Driver retention is the real issue, OOIDA board member says
January 19, 2022
As states continue to advance measures in an attempt to address “driver shortages,” OOIDA Board Member Dick Pingel aims to shift the focus to what he, and many others, believe to be the real root of the problem: driver retention.
“It’s hard to keep drivers when you don’t treat them right, you don’t pay them right, you don’t get them home,” Pingel told Land Line Now. “And then you can’t understand why the average driver only sticks around for six months.”
The OOIDA board member from Plover, Wis., plans present his case to the Wisconsin Freight Advisory Committee at a meeting on Feb. 1 in Madison, Wis.
Pingel contends that issues within the industry such as driver pay and treatment lead to higher turnover rates for all carriers. According to the Federal Motor Carrier Safety Administration, turnover rates for large long-haul carriers are more than 90% and about 72% for small carriers. Furthermore, the average time that a new driver remains in the industry is six months.
Retaining drivers isn’t an easy task, but it’s something Pingel isn’t ready to give up on. However, since driver retention has been a persistent issue in the industry for decades, it will take a fresh approach if the industry is to avoid a similar fate.
“You know what they say about insanity, doing the same thing over and over and over again and expecting a different result?

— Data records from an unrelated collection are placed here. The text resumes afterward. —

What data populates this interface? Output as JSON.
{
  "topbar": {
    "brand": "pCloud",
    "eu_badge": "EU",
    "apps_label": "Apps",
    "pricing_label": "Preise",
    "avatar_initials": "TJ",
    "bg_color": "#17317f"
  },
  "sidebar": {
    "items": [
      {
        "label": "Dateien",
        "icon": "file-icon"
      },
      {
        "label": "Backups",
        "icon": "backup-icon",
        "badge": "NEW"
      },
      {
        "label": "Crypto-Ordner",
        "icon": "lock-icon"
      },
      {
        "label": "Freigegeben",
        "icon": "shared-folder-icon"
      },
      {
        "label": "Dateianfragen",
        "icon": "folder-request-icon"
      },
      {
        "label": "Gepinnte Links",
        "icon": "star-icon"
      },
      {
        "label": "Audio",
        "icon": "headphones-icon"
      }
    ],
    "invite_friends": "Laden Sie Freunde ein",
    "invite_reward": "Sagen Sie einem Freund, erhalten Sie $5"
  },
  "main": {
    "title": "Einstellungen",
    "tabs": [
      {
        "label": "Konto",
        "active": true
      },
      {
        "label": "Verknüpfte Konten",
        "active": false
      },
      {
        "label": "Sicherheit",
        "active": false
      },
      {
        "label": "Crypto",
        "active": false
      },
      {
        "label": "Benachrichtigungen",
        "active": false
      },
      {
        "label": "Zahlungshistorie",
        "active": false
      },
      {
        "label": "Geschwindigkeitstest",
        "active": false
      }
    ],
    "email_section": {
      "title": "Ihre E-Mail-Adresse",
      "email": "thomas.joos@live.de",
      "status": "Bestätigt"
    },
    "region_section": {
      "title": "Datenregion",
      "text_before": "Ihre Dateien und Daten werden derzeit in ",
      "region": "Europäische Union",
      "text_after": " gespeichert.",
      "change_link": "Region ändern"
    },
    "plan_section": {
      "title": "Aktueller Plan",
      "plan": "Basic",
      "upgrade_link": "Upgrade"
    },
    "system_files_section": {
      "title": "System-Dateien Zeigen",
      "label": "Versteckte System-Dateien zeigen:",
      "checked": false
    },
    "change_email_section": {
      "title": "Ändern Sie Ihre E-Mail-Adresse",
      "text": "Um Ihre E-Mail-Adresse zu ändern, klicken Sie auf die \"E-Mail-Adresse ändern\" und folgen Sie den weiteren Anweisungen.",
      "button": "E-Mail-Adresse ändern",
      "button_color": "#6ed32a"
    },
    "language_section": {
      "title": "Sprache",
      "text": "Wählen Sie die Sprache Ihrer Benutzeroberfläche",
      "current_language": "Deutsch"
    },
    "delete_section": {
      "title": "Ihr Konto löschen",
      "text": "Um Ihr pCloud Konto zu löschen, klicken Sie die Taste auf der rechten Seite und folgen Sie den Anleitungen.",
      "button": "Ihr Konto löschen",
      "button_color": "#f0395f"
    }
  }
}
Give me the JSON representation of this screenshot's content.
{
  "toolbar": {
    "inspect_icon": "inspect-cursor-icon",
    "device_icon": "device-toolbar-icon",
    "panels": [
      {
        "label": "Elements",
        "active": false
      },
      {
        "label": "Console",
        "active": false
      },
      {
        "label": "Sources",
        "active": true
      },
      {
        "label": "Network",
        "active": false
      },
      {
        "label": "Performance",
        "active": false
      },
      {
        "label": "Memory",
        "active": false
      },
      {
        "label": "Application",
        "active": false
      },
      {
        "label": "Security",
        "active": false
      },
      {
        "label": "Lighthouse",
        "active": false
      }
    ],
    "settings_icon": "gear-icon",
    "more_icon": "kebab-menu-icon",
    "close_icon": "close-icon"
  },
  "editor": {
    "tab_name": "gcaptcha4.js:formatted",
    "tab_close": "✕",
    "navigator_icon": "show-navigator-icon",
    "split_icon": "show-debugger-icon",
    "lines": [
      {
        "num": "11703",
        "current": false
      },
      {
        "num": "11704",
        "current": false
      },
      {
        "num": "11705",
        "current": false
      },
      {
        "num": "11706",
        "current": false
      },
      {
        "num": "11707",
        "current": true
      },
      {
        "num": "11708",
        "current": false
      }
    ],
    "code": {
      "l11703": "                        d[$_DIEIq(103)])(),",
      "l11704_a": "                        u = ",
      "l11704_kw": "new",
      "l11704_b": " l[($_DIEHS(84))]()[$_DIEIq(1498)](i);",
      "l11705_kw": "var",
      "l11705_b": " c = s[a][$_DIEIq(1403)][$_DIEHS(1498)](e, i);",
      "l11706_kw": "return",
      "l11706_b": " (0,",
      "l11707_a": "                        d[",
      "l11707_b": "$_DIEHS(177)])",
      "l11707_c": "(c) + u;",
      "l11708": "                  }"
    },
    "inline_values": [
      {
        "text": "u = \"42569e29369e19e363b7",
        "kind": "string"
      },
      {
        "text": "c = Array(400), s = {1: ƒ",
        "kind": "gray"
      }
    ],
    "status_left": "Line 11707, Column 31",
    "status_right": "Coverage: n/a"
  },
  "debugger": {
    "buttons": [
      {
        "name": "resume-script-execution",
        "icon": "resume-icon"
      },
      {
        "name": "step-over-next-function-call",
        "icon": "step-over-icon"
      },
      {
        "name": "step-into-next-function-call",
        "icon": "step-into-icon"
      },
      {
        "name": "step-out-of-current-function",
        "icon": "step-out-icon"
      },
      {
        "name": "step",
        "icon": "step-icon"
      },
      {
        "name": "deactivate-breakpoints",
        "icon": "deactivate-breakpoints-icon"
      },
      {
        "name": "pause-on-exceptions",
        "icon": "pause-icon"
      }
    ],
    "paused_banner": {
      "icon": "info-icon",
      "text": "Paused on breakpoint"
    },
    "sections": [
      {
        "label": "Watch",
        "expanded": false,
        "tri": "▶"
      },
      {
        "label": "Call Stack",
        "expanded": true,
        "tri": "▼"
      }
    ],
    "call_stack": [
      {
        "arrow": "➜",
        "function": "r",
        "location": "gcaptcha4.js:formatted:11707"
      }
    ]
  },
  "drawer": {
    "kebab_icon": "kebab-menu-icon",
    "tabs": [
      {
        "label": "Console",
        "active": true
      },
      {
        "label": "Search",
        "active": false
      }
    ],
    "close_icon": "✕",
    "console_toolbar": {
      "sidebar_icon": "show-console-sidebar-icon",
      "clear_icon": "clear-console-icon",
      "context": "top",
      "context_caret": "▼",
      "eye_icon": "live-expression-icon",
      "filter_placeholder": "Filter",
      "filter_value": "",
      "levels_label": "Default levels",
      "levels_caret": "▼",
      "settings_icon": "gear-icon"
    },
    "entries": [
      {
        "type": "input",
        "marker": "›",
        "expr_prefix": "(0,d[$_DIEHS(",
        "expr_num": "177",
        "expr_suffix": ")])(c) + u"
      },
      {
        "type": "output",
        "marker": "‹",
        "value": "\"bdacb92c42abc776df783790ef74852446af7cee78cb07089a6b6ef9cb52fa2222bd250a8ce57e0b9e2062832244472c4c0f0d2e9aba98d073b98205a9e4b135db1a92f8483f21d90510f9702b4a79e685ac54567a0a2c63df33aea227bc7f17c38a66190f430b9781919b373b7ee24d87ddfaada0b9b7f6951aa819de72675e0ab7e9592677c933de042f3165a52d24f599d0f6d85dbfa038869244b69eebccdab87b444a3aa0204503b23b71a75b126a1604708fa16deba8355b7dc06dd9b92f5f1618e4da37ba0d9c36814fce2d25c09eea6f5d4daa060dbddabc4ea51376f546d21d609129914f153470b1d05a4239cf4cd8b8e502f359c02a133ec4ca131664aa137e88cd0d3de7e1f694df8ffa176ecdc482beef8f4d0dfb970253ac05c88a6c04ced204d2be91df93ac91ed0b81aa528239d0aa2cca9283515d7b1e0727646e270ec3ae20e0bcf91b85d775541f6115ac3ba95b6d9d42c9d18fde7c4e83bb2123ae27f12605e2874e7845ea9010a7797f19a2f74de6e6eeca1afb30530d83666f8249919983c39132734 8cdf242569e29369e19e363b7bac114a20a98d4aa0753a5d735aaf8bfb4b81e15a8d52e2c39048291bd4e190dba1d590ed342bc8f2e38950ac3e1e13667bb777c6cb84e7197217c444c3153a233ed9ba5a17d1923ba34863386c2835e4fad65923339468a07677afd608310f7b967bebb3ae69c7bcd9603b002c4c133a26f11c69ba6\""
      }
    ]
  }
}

Well, that’s what the industry has been doing for 40 years,” Pingel said.
With rising turnover rates, many carriers have turned to sign-on bonuses – some as high as $20,000, according to Indeed.com – as a means of attracting new drivers. This practice, according to Pingel, does little to retain drivers and leads to many chasing bonuses.
In addition to all the hurdles carriers face when retaining employees, it’s becoming increasingly difficult to maintain a completive pay scale as well. Pingel cites rising wages in other industries as another hindrance in retaining drivers.
“Trucking has always competed with the construction industry,” Pingel said, “but now it has competition from other jobs. Even fast food wages are getting equal to the wages that trucking pays, without the time away from family and friends, expenses on the road, etc.”
The trucking industry presents a unique set of challenges; Challenges, and quite honestly headaches, which other industries don’t encounter. This, according to Pingel, is pushing many drivers out of the business altogether.
“They get to a shipper and get told ‘go sit in your truck and we’ll call you when we’re ready for you.’ They finally get to a dock after sitting for hours not getting paid, without access to basic necessities like food, water or restroom facilities. Then they’re told to go back to the truck and sit some more until they’re loaded,” Pingel said. “Now they get on the road where they are finally getting paid, only to be subjected to traffic, bad weather, state inspections, and more things they can’t control. Then, when they eventually make it to the receiver, the entire waiting process is repeated. After six months of this, repeating over and over ‘Do you want fries with that’ doesn’t sound so bad.”
Pingel plans to tackle all these points during his presentation to the Wisconsin Department of Transportation Freight Advisory Committee in February.
“I hope to change some minds and maybe bring a new perspective.” LL
- Driver retention was the top story of 2021, according to one Land Line columnist.
- Just before Thanksgiving, Land Line Senior Editor Mark Schremmer said it was time to treat the root cause of the driver retention problem.